My parents’ sacrifice was far from over though. Attending a school out of my district meant a longer commute; this meant that my mother had to pick up and drop off her two children in different parts of town every day, a challenge even before factoring in the many sports practices, dance rehearsals, study groups, volunteer shifts, etc. Then after high school, both my brother and I decided to pursue education at private universities. The scholarships and grants helped but weren’t enough; my parents took out loans to help afford the cost of our education. They held on to cars that badly needed replacing but managed to help my brother and I get cars of our own. They never took a single vacation or bought themselves one nice thing for themselves. They put their children above all things always – and what’s more, they were happy to do it.
The thing about all of this is that 98% of the time, my parents hid their struggle. They rarely let on to the fact that making ends meet was a challenge, never made my brother or I feel like we owed them anything or like it was all a lot to manage. Instead they celebrated every good grade, every victory, every performance. They made us feel special and treasured and important and unstoppable. They loved us every day, unequivocally, unwaveringly.

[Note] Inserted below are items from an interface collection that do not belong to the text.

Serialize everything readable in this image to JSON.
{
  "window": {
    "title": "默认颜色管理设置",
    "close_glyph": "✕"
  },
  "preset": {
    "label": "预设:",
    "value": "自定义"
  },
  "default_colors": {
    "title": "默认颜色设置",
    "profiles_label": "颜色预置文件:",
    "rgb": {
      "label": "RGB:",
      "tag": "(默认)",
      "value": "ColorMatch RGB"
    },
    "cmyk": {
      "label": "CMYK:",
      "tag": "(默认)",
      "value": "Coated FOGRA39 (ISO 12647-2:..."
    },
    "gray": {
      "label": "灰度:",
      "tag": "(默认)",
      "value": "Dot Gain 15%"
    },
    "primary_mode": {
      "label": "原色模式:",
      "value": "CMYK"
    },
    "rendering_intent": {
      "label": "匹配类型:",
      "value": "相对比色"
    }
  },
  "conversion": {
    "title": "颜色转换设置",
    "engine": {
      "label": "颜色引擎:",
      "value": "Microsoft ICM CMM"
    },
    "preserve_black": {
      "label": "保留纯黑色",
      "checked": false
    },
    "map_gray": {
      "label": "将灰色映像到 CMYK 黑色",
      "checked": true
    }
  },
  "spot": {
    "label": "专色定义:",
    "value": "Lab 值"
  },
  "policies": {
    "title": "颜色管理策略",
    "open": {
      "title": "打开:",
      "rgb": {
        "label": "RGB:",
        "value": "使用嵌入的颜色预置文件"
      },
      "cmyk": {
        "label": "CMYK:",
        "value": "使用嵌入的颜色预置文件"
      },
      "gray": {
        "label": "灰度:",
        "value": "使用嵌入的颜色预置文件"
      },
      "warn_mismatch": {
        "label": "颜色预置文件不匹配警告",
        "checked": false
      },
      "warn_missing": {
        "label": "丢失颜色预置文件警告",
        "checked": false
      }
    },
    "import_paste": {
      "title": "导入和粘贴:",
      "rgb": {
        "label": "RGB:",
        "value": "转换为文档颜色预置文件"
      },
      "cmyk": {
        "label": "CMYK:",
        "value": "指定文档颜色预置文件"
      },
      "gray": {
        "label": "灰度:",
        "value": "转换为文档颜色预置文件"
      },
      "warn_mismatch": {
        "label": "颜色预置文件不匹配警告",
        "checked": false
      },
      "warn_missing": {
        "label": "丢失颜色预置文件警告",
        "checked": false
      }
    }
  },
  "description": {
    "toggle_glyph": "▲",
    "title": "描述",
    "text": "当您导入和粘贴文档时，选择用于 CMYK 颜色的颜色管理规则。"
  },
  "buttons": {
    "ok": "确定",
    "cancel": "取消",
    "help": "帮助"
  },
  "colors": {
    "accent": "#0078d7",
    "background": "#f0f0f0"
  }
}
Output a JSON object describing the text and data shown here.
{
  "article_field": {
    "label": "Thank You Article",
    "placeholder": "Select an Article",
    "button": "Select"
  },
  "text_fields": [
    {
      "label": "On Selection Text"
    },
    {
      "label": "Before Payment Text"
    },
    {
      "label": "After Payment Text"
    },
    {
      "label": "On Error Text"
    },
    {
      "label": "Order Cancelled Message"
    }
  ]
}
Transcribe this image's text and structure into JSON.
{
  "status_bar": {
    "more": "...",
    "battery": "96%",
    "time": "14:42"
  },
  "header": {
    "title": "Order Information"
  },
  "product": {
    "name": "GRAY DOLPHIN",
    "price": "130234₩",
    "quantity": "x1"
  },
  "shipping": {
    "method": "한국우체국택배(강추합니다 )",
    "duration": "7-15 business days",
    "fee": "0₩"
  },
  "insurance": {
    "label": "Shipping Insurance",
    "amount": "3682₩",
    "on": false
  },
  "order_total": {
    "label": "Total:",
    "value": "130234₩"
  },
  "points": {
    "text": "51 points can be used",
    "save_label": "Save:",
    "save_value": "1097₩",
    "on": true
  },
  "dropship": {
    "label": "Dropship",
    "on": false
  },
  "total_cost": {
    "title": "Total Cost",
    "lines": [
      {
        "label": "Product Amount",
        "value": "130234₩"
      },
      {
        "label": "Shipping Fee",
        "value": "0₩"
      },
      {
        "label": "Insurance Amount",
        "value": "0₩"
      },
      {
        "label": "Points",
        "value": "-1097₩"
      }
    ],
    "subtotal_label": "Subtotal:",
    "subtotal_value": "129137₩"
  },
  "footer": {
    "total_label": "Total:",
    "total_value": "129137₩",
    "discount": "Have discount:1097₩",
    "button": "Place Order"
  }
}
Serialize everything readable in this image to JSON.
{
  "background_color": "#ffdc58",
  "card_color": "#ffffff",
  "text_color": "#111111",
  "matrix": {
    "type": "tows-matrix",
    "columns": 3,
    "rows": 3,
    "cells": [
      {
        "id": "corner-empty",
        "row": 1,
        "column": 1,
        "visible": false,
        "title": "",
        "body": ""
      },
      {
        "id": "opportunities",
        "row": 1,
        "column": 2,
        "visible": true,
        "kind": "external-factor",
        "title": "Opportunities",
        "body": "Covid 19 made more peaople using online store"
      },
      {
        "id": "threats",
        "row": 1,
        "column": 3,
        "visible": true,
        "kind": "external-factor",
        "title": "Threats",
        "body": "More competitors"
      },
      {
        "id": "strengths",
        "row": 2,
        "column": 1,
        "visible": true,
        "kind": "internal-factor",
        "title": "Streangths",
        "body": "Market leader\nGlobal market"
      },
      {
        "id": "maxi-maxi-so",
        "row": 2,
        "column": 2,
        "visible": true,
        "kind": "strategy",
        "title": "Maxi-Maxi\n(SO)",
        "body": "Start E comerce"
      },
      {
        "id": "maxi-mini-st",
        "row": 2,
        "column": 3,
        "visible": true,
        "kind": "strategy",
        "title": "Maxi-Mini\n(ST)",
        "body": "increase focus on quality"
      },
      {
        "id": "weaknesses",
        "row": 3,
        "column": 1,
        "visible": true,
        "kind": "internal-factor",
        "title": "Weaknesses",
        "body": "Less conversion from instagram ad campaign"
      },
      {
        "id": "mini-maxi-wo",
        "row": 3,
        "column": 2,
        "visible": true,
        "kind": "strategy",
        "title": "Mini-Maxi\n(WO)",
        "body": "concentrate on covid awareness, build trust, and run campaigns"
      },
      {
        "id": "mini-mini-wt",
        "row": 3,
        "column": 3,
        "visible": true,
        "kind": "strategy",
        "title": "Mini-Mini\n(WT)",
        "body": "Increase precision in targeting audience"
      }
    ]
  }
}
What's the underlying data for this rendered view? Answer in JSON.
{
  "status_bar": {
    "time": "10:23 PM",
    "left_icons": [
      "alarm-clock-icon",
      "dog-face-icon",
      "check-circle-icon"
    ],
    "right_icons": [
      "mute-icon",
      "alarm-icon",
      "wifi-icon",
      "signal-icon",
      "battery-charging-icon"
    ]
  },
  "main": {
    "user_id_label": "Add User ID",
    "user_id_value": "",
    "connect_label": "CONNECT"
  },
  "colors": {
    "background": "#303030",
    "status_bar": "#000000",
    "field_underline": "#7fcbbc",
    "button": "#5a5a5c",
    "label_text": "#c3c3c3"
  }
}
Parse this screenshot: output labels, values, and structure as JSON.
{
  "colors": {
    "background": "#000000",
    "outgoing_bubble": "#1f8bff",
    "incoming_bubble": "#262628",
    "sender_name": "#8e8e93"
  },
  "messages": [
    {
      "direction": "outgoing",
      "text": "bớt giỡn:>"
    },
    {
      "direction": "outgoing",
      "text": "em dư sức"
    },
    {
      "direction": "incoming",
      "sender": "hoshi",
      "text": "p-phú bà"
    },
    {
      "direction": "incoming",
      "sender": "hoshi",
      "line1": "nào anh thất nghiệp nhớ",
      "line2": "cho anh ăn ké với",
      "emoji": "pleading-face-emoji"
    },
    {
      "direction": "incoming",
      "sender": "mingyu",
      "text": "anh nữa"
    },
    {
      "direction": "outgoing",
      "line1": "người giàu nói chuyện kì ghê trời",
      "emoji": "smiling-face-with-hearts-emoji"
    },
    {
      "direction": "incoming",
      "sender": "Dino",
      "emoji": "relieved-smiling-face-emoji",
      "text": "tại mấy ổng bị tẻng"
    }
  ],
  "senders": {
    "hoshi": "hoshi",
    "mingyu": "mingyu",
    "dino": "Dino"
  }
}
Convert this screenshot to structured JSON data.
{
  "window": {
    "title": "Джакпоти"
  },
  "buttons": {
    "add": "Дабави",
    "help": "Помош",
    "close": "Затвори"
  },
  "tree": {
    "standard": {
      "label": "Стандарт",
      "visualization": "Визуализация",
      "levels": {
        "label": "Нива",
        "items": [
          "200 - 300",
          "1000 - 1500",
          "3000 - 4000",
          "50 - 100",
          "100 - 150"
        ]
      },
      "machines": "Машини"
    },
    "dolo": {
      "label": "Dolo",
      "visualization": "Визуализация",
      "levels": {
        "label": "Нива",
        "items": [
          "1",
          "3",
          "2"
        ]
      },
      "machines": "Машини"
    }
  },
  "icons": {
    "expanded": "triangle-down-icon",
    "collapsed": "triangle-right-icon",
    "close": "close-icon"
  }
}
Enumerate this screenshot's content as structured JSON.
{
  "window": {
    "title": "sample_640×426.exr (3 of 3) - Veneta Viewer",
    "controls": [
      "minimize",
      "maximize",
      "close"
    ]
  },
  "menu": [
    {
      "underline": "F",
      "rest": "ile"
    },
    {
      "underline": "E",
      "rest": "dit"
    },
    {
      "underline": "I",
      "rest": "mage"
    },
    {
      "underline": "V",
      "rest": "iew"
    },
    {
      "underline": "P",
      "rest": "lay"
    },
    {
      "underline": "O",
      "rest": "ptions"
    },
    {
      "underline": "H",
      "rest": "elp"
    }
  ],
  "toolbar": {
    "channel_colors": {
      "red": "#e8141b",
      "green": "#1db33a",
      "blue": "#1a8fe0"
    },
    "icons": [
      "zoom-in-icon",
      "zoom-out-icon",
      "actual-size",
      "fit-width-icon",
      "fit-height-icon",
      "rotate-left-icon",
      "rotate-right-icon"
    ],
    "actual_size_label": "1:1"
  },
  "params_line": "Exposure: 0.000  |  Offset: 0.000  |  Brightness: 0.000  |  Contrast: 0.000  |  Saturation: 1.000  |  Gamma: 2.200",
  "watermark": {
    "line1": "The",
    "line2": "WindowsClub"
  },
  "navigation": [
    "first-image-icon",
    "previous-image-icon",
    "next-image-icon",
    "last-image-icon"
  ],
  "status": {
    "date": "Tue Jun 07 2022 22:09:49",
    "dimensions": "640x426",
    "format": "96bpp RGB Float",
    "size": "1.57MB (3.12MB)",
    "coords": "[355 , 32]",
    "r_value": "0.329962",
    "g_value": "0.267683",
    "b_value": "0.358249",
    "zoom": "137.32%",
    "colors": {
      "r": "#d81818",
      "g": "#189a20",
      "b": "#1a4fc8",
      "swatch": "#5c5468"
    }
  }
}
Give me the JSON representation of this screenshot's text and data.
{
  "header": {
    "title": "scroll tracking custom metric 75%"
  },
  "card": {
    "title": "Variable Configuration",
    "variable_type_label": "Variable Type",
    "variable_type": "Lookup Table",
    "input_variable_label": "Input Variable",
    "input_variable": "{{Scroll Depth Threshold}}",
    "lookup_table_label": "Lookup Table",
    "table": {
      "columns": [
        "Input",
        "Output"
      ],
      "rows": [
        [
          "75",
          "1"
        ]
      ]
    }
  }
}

So as I stood in line at Costco with my successful, educated and soon-to-be-married brother and my goofy, affectionate parents, I felt pride. I’m proud to be the daughter of a man who has brought his wife flowers every Valentine’s Day and anniversary as far as I can remember, the first man to bring me flowers and to put a ring on my finger. I’m proud to be the daughter of a woman who is loved by everyone everywhere and who leads always with her heart. I’m proud that, though a little bit lost and a lot of a dreamer, I am still deemed worthy of their decades of enormous sacrifice; they remind me of this fact every chance they get. To them, it was all so worth it.
To get these people a Costco camper then seems a little anti-climactic, especially with no cute offspring to load it with and sweeten the pot. “Thanks for all the self-denial, folks! Here’s an $80 camper thing to even the score!” Still, look at the man’s face, the sheer, unbridled joy of a wish made reality. This is the man that taught me how to love, folks. May you all feel this kind of love in your lives today and every other day.